* _TASK INSTRUCTIONS_
Could the records be returned exactly, with the pictures left out?

_____

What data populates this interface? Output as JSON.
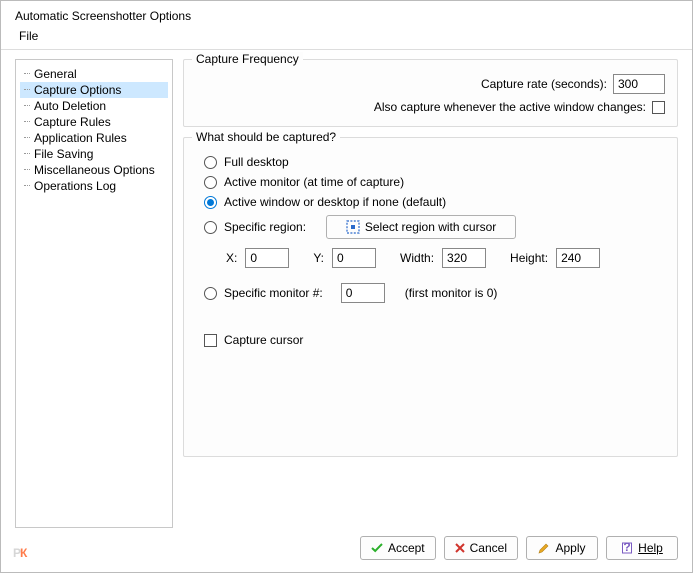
{
  "title": "Automatic Screenshotter Options",
  "menubar": {
    "file": "File"
  },
  "tree": {
    "items": [
      {
        "label": "General"
      },
      {
        "label": "Capture Options",
        "selected": true
      },
      {
        "label": "Auto Deletion"
      },
      {
        "label": "Capture Rules"
      },
      {
        "label": "Application Rules"
      },
      {
        "label": "File Saving"
      },
      {
        "label": "Miscellaneous Options"
      },
      {
        "label": "Operations Log"
      }
    ]
  },
  "capture_frequency": {
    "group_title": "Capture Frequency",
    "rate_label": "Capture rate (seconds):",
    "rate_value": "300",
    "also_label": "Also capture whenever the active window changes:",
    "also_checked": false
  },
  "capture_target": {
    "group_title": "What should be captured?",
    "full_desktop": "Full desktop",
    "active_monitor": "Active monitor (at time of capture)",
    "active_window": "Active window or desktop if none (default)",
    "specific_region": "Specific region:",
    "select_region_btn": "Select region with cursor",
    "x_label": "X:",
    "x_value": "0",
    "y_label": "Y:",
    "y_value": "0",
    "w_label": "Width:",
    "w_value": "320",
    "h_label": "Height:",
    "h_value": "240",
    "specific_monitor": "Specific monitor #:",
    "specific_monitor_value": "0",
    "specific_monitor_hint": "(first monitor is 0)",
    "capture_cursor": "Capture cursor",
    "capture_cursor_checked": false,
    "selected": "active_window"
  },
  "buttons": {
    "accept": "Accept",
    "cancel": "Cancel",
    "apply": "Apply",
    "help": "Help"
  },
  "watermark": {
    "p": "P",
    "r": "К"
  }
}
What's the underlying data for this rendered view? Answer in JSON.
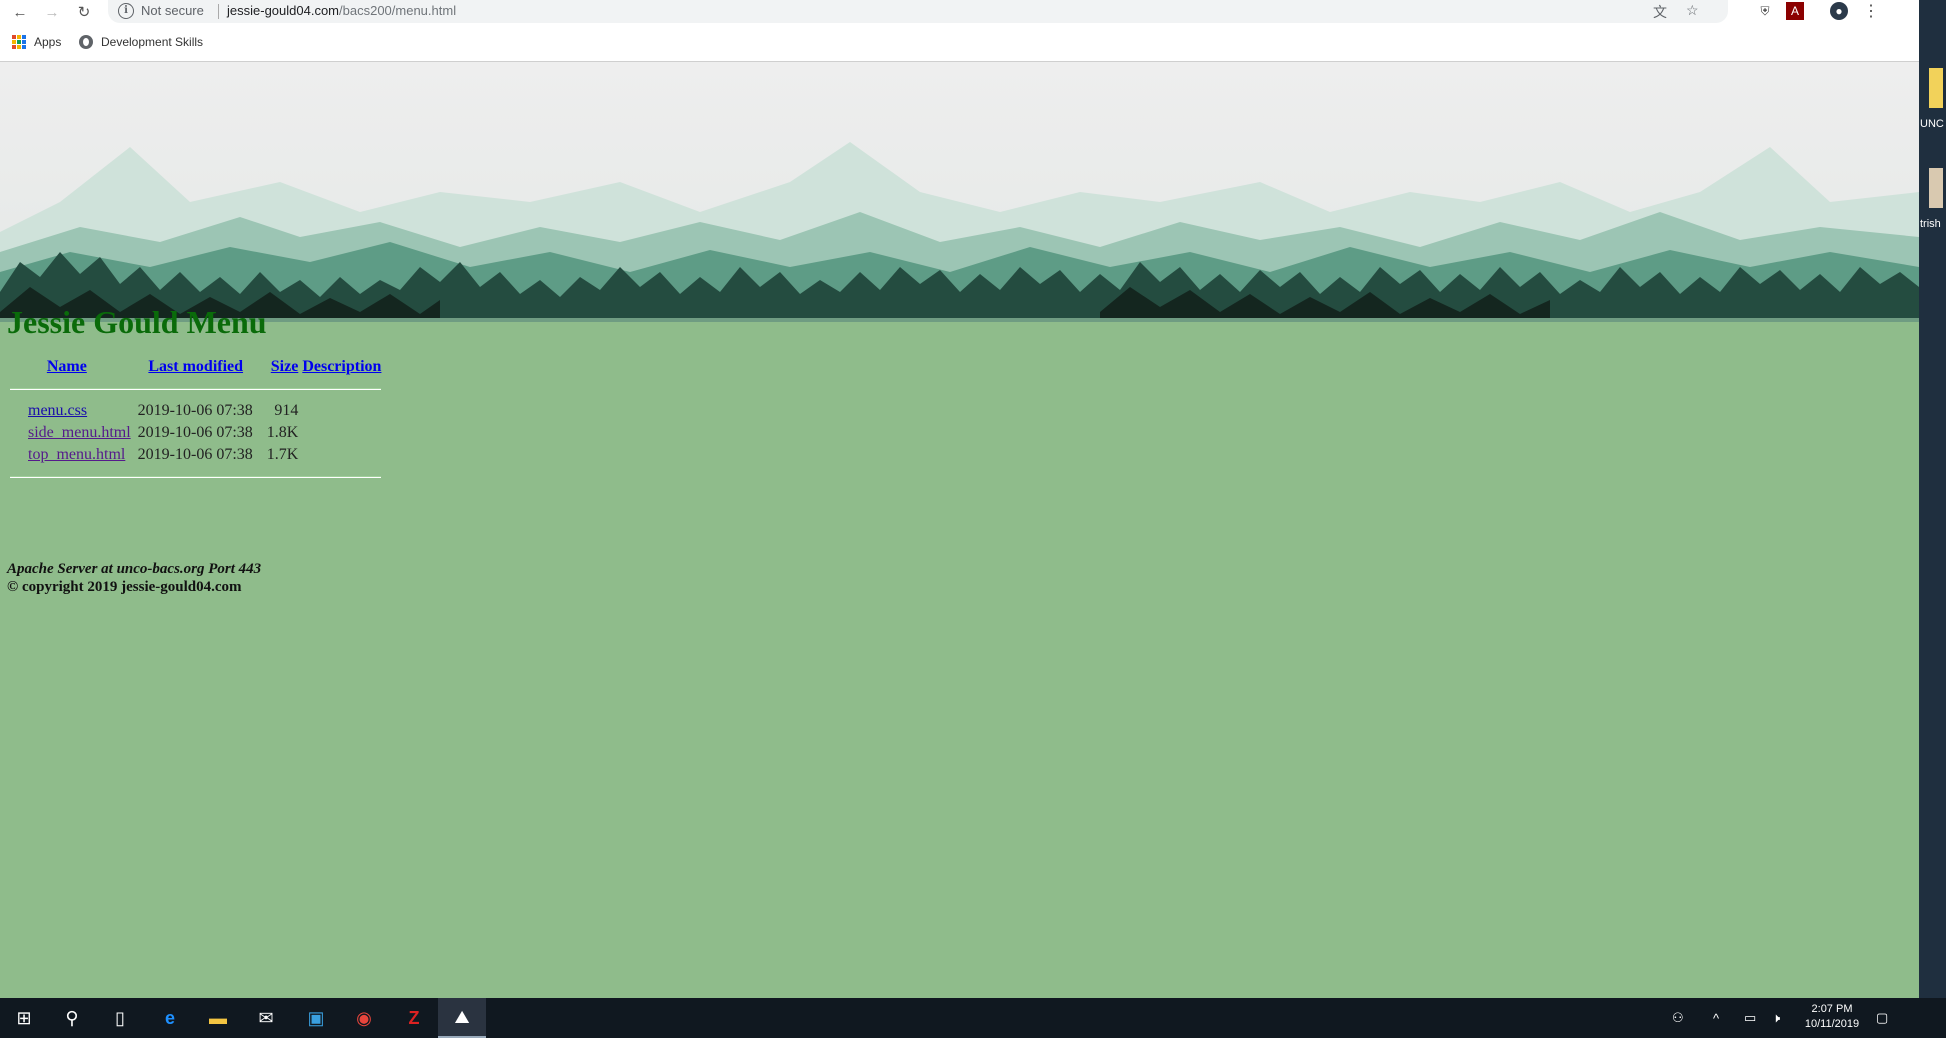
{
  "browser": {
    "security_label": "Not secure",
    "url_domain": "jessie-gould04.com",
    "url_path": "/bacs200/menu.html",
    "bookmarks": [
      {
        "label": "Apps"
      },
      {
        "label": "Development Skills"
      }
    ]
  },
  "page": {
    "title": "Jessie Gould Menu",
    "columns": [
      "Name",
      "Last modified",
      "Size",
      "Description"
    ],
    "files": [
      {
        "name": "menu.css",
        "modified": "2019-10-06 07:38",
        "size": "914",
        "description": ""
      },
      {
        "name": "side_menu.html",
        "modified": "2019-10-06 07:38",
        "size": "1.8K",
        "description": ""
      },
      {
        "name": "top_menu.html",
        "modified": "2019-10-06 07:38",
        "size": "1.7K",
        "description": ""
      }
    ],
    "server_address": "Apache Server at unco-bacs.org Port 443",
    "copyright": "© copyright 2019 jessie-gould04.com",
    "background_color": "#8fbc8b",
    "title_color": "#0a6b0a"
  },
  "desktop": {
    "icons": [
      {
        "label": "UNC"
      },
      {
        "label": "trish"
      }
    ]
  },
  "taskbar": {
    "time": "2:07 PM",
    "date": "10/11/2019"
  }
}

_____

* _TASK RESPONSE_
What data populates this interface? Output as JSON.
{
  "title": "Automatic Screenshotter Options",
  "menubar": {
    "file": "File"
  },
  "tree": {
    "items": [
      {
        "label": "General"
      },
      {
        "label": "Capture Options",
        "selected": true
      },
      {
        "label": "Auto Deletion"
      },
      {
        "label": "Capture Rules"
      },
      {
        "label": "Application Rules"
      },
      {
        "label": "File Saving"
      },
      {
        "label": "Miscellaneous Options"
      },
      {
        "label": "Operations Log"
      }
    ]
  },
  "capture_frequency": {
    "group_title": "Capture Frequency",
    "rate_label": "Capture rate (seconds):",
    "rate_value": "300",
    "also_label": "Also capture whenever the active window changes:",
    "also_checked": false
  },
  "capture_target": {
    "group_title": "What should be captured?",
    "full_desktop": "Full desktop",
    "active_monitor": "Active monitor (at time of capture)",
    "active_window": "Active window or desktop if none (default)",
    "specific_region": "Specific region:",
    "select_region_btn": "Select region with cursor",
    "x_label": "X:",
    "x_value": "0",
    "y_label": "Y:",
    "y_value": "0",
    "w_label": "Width:",
    "w_value": "320",
    "h_label": "Height:",
    "h_value": "240",
    "specific_monitor": "Specific monitor #:",
    "specific_monitor_value": "0",
    "specific_monitor_hint": "(first monitor is 0)",
    "capture_cursor": "Capture cursor",
    "capture_cursor_checked": false,
    "selected": "active_window"
  },
  "buttons": {
    "accept": "Accept",
    "cancel": "Cancel",
    "apply": "Apply",
    "help": "Help"
  },
  "watermark": {
    "p": "P",
    "r": "К"
  }
}
What's the underlying data for this rendered view? Answer in JSON.
{
  "browser": {
    "security_label": "Not secure",
    "url_domain": "jessie-gould04.com",
    "url_path": "/bacs200/menu.html",
    "bookmarks": [
      {
        "label": "Apps"
      },
      {
        "label": "Development Skills"
      }
    ]
  },
  "page": {
    "title": "Jessie Gould Menu",
    "columns": [
      "Name",
      "Last modified",
      "Size",
      "Description"
    ],
    "files": [
      {
        "name": "menu.css",
        "modified": "2019-10-06 07:38",
        "size": "914",
        "description": ""
      },
      {
        "name": "side_menu.html",
        "modified": "2019-10-06 07:38",
        "size": "1.8K",
        "description": ""
      },
      {
        "name": "top_menu.html",
        "modified": "2019-10-06 07:38",
        "size": "1.7K",
        "description": ""
      }
    ],
    "server_address": "Apache Server at unco-bacs.org Port 443",
    "copyright": "© copyright 2019 jessie-gould04.com",
    "background_color": "#8fbc8b",
    "title_color": "#0a6b0a"
  },
  "desktop": {
    "icons": [
      {
        "label": "UNC"
      },
      {
        "label": "trish"
      }
    ]
  },
  "taskbar": {
    "time": "2:07 PM",
    "date": "10/11/2019"
  }
}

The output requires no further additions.